» WHAT THE EXERCISE ASKS
Write out every entry exactly as it stands.

Source data
..............................

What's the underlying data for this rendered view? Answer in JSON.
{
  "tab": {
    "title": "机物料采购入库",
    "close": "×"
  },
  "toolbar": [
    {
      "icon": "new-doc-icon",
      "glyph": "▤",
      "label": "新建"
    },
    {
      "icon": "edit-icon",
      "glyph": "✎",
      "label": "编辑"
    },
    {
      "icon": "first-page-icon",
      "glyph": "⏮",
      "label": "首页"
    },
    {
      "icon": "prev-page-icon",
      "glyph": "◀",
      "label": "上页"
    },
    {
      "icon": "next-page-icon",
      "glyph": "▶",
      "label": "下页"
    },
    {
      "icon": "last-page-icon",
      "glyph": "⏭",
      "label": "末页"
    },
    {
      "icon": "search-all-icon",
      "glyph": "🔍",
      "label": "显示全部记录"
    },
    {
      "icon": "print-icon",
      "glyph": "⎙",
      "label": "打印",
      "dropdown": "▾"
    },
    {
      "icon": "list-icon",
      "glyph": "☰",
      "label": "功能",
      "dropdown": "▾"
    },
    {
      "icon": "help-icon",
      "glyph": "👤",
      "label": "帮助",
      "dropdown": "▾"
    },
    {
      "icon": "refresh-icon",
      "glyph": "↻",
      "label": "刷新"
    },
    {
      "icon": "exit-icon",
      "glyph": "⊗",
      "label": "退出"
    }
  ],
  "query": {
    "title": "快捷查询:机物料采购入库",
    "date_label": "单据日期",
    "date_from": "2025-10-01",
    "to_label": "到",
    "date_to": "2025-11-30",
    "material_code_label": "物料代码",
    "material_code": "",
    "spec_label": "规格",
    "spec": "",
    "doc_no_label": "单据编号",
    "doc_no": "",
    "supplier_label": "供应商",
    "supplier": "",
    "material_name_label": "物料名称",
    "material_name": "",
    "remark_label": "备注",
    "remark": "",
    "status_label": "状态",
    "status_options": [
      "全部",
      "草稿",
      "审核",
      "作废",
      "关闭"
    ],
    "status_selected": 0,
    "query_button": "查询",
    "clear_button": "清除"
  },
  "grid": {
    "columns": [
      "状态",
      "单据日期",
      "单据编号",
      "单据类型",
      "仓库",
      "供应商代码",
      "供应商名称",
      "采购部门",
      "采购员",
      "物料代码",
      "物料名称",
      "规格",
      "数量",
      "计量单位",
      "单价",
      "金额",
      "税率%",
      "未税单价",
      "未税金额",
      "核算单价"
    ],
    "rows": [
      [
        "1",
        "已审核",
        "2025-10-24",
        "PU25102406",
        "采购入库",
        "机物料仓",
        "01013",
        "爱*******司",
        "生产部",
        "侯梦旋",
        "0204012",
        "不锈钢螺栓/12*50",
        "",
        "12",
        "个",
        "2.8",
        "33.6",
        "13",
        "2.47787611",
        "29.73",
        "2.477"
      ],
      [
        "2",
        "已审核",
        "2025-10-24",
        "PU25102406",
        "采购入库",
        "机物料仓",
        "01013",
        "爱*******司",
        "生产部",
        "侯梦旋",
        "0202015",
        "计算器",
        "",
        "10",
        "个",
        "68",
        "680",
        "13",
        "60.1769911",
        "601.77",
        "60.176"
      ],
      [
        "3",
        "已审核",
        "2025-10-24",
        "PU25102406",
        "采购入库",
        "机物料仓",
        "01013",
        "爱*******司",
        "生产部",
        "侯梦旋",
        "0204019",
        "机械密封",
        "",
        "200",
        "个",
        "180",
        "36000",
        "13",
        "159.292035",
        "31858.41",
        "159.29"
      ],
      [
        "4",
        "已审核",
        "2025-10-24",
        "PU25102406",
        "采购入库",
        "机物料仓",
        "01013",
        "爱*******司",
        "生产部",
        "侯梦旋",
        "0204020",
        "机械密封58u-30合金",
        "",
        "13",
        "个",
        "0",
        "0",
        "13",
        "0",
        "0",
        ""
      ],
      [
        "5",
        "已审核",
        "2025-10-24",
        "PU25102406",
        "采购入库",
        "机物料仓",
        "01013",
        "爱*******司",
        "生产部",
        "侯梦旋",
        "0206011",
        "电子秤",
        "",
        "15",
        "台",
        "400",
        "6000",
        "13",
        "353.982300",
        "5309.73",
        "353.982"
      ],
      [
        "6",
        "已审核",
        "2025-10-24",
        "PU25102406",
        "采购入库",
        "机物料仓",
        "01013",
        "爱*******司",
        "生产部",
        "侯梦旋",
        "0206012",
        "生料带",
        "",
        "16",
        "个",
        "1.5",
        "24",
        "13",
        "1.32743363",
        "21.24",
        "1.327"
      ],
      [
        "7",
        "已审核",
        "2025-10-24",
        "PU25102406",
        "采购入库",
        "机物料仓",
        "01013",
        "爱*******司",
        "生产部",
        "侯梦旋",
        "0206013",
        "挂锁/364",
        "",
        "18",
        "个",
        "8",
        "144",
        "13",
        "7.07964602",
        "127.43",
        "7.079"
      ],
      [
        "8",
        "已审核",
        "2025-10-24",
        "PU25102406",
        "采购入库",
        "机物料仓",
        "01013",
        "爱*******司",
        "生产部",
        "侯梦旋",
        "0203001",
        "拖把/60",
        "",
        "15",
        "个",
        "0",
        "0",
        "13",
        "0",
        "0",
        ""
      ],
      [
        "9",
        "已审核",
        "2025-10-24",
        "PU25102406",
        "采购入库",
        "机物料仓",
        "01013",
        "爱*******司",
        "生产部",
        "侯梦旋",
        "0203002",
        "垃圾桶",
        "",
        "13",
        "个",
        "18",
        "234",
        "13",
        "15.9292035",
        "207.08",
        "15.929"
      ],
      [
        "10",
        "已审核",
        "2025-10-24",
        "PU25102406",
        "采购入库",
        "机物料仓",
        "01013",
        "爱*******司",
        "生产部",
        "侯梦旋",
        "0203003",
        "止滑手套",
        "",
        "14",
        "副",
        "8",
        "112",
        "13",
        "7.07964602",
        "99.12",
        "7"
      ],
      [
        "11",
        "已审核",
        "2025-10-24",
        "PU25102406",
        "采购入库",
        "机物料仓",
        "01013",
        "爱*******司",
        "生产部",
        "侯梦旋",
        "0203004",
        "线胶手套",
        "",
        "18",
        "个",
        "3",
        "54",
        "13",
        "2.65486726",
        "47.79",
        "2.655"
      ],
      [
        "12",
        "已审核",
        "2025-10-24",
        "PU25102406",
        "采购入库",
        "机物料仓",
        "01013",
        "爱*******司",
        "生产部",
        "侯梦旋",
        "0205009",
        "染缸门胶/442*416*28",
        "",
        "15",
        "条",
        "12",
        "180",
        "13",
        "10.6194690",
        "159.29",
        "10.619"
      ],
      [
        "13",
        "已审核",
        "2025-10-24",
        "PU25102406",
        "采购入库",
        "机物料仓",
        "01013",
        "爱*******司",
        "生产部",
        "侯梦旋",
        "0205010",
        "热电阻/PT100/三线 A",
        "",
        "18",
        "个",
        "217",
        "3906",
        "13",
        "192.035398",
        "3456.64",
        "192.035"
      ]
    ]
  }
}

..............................

» RESPONSE
What's the underlying data for this rendered view? Answer in JSON.
{
  "tab": {
    "title": "机物料采购入库",
    "close": "×"
  },
  "toolbar": [
    {
      "icon": "new-doc-icon",
      "glyph": "▤",
      "label": "新建"
    },
    {
      "icon": "edit-icon",
      "glyph": "✎",
      "label": "编辑"
    },
    {
      "icon": "first-page-icon",
      "glyph": "⏮",
      "label": "首页"
    },
    {
      "icon": "prev-page-icon",
      "glyph": "◀",
      "label": "上页"
    },
    {
      "icon": "next-page-icon",
      "glyph": "▶",
      "label": "下页"
    },
    {
      "icon": "last-page-icon",
      "glyph": "⏭",
      "label": "末页"
    },
    {
      "icon": "search-all-icon",
      "glyph": "🔍",
      "label": "显示全部记录"
    },
    {
      "icon": "print-icon",
      "glyph": "⎙",
      "label": "打印",
      "dropdown": "▾"
    },
    {
      "icon": "list-icon",
      "glyph": "☰",
      "label": "功能",
      "dropdown": "▾"
    },
    {
      "icon": "help-icon",
      "glyph": "👤",
      "label": "帮助",
      "dropdown": "▾"
    },
    {
      "icon": "refresh-icon",
      "glyph": "↻",
      "label": "刷新"
    },
    {
      "icon": "exit-icon",
      "glyph": "⊗",
      "label": "退出"
    }
  ],
  "query": {
    "title": "快捷查询:机物料采购入库",
    "date_label": "单据日期",
    "date_from": "2025-10-01",
    "to_label": "到",
    "date_to": "2025-11-30",
    "material_code_label": "物料代码",
    "material_code": "",
    "spec_label": "规格",
    "spec": "",
    "doc_no_label": "单据编号",
    "doc_no": "",
    "supplier_label": "供应商",
    "supplier": "",
    "material_name_label": "物料名称",
    "material_name": "",
    "remark_label": "备注",
    "remark": "",
    "status_label": "状态",
    "status_options": [
      "全部",
      "草稿",
      "审核",
      "作废",
      "关闭"
    ],
    "status_selected": 0,
    "query_button": "查询",
    "clear_button": "清除"
  },
  "grid": {
    "columns": [
      "状态",
      "单据日期",
      "单据编号",
      "单据类型",
      "仓库",
      "供应商代码",
      "供应商名称",
      "采购部门",
      "采购员",
      "物料代码",
      "物料名称",
      "规格",
      "数量",
      "计量单位",
      "单价",
      "金额",
      "税率%",
      "未税单价",
      "未税金额",
      "核算单价"
    ],
    "rows": [
      [
        "1",
        "已审核",
        "2025-10-24",
        "PU25102406",
        "采购入库",
        "机物料仓",
        "01013",
        "爱*******司",
        "生产部",
        "侯梦旋",
        "0204012",
        "不锈钢螺栓/12*50",
        "",
        "12",
        "个",
        "2.8",
        "33.6",
        "13",
        "2.47787611",
        "29.73",
        "2.477"
      ],
      [
        "2",
        "已审核",
        "2025-10-24",
        "PU25102406",
        "采购入库",
        "机物料仓",
        "01013",
        "爱*******司",
        "生产部",
        "侯梦旋",
        "0202015",
        "计算器",
        "",
        "10",
        "个",
        "68",
        "680",
        "13",
        "60.1769911",
        "601.77",
        "60.176"
      ],
      [
        "3",
        "已审核",
        "2025-10-24",
        "PU25102406",
        "采购入库",
        "机物料仓",
        "01013",
        "爱*******司",
        "生产部",
        "侯梦旋",
        "0204019",
        "机械密封",
        "",
        "200",
        "个",
        "180",
        "36000",
        "13",
        "159.292035",
        "31858.41",
        "159.29"
      ],
      [
        "4",
        "已审核",
        "2025-10-24",
        "PU25102406",
        "采购入库",
        "机物料仓",
        "01013",
        "爱*******司",
        "生产部",
        "侯梦旋",
        "0204020",
        "机械密封58u-30合金",
        "",
        "13",
        "个",
        "0",
        "0",
        "13",
        "0",
        "0",
        ""
      ],
      [
        "5",
        "已审核",
        "2025-10-24",
        "PU25102406",
        "采购入库",
        "机物料仓",
        "01013",
        "爱*******司",
        "生产部",
        "侯梦旋",
        "0206011",
        "电子秤",
        "",
        "15",
        "台",
        "400",
        "6000",
        "13",
        "353.982300",
        "5309.73",
        "353.982"
      ],
      [
        "6",
        "已审核",
        "2025-10-24",
        "PU25102406",
        "采购入库",
        "机物料仓",
        "01013",
        "爱*******司",
        "生产部",
        "侯梦旋",
        "0206012",
        "生料带",
        "",
        "16",
        "个",
        "1.5",
        "24",
        "13",
        "1.32743363",
        "21.24",
        "1.327"
      ],
      [
        "7",
        "已审核",
        "2025-10-24",
        "PU25102406",
        "采购入库",
        "机物料仓",
        "01013",
        "爱*******司",
        "生产部",
        "侯梦旋",
        "0206013",
        "挂锁/364",
        "",
        "18",
        "个",
        "8",
        "144",
        "13",
        "7.07964602",
        "127.43",
        "7.079"
      ],
      [
        "8",
        "已审核",
        "2025-10-24",
        "PU25102406",
        "采购入库",
        "机物料仓",
        "01013",
        "爱*******司",
        "生产部",
        "侯梦旋",
        "0203001",
        "拖把/60",
        "",
        "15",
        "个",
        "0",
        "0",
        "13",
        "0",
        "0",
        ""
      ],
      [
        "9",
        "已审核",
        "2025-10-24",
        "PU25102406",
        "采购入库",
        "机物料仓",
        "01013",
        "爱*******司",
        "生产部",
        "侯梦旋",
        "0203002",
        "垃圾桶",
        "",
        "13",
        "个",
        "18",
        "234",
        "13",
        "15.9292035",
        "207.08",
        "15.929"
      ],
      [
        "10",
        "已审核",
        "2025-10-24",
        "PU25102406",
        "采购入库",
        "机物料仓",
        "01013",
        "爱*******司",
        "生产部",
        "侯梦旋",
        "0203003",
        "止滑手套",
        "",
        "14",
        "副",
        "8",
        "112",
        "13",
        "7.07964602",
        "99.12",
        "7"
      ],
      [
        "11",
        "已审核",
        "2025-10-24",
        "PU25102406",
        "采购入库",
        "机物料仓",
        "01013",
        "爱*******司",
        "生产部",
        "侯梦旋",
        "0203004",
        "线胶手套",
        "",
        "18",
        "个",
        "3",
        "54",
        "13",
        "2.65486726",
        "47.79",
        "2.655"
      ],
      [
        "12",
        "已审核",
        "2025-10-24",
        "PU25102406",
        "采购入库",
        "机物料仓",
        "01013",
        "爱*******司",
        "生产部",
        "侯梦旋",
        "0205009",
        "染缸门胶/442*416*28",
        "",
        "15",
        "条",
        "12",
        "180",
        "13",
        "10.6194690",
        "159.29",
        "10.619"
      ],
      [
        "13",
        "已审核",
        "2025-10-24",
        "PU25102406",
        "采购入库",
        "机物料仓",
        "01013",
        "爱*******司",
        "生产部",
        "侯梦旋",
        "0205010",
        "热电阻/PT100/三线 A",
        "",
        "18",
        "个",
        "217",
        "3906",
        "13",
        "192.035398",
        "3456.64",
        "192.035"
      ]
    ]
  }
}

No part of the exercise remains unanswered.